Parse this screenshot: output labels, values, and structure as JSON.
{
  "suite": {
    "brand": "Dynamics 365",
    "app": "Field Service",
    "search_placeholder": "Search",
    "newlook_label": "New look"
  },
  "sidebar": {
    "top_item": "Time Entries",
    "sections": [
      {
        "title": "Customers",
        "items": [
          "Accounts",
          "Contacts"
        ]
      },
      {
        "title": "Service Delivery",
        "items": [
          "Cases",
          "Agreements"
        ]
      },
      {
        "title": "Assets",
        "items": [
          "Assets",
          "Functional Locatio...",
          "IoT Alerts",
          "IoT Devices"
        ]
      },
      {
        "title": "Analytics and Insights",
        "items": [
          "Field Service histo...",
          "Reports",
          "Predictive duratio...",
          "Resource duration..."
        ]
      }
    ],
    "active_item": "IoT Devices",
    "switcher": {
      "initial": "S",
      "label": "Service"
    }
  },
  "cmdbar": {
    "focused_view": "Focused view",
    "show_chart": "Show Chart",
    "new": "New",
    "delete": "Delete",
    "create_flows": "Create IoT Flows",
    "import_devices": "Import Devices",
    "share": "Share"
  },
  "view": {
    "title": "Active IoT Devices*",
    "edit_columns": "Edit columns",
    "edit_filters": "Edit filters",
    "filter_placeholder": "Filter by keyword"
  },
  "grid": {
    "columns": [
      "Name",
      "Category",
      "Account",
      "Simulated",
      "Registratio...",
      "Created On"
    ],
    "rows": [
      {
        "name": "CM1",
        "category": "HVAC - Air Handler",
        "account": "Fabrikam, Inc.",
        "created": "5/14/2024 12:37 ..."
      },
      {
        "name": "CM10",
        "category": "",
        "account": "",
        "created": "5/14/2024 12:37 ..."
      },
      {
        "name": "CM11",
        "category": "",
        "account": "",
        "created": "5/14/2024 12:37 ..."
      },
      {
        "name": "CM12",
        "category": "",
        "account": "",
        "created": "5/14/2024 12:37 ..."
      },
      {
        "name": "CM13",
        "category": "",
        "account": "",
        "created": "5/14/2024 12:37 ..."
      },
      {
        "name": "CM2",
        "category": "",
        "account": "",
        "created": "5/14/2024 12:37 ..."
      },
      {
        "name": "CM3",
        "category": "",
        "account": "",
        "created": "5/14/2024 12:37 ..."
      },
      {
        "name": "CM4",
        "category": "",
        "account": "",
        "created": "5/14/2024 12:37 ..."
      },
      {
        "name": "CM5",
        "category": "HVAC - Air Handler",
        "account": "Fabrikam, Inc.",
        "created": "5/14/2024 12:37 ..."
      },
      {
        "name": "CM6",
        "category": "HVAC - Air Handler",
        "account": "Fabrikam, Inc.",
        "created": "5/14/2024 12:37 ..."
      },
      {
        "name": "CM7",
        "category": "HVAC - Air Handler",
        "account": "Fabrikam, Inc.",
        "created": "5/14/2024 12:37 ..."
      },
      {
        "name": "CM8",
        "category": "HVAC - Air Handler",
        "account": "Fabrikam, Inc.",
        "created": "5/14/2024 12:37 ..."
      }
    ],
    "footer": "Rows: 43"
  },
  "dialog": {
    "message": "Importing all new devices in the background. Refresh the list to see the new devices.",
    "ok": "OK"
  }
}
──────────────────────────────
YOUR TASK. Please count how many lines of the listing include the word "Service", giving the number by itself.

ANSWER BOX. 4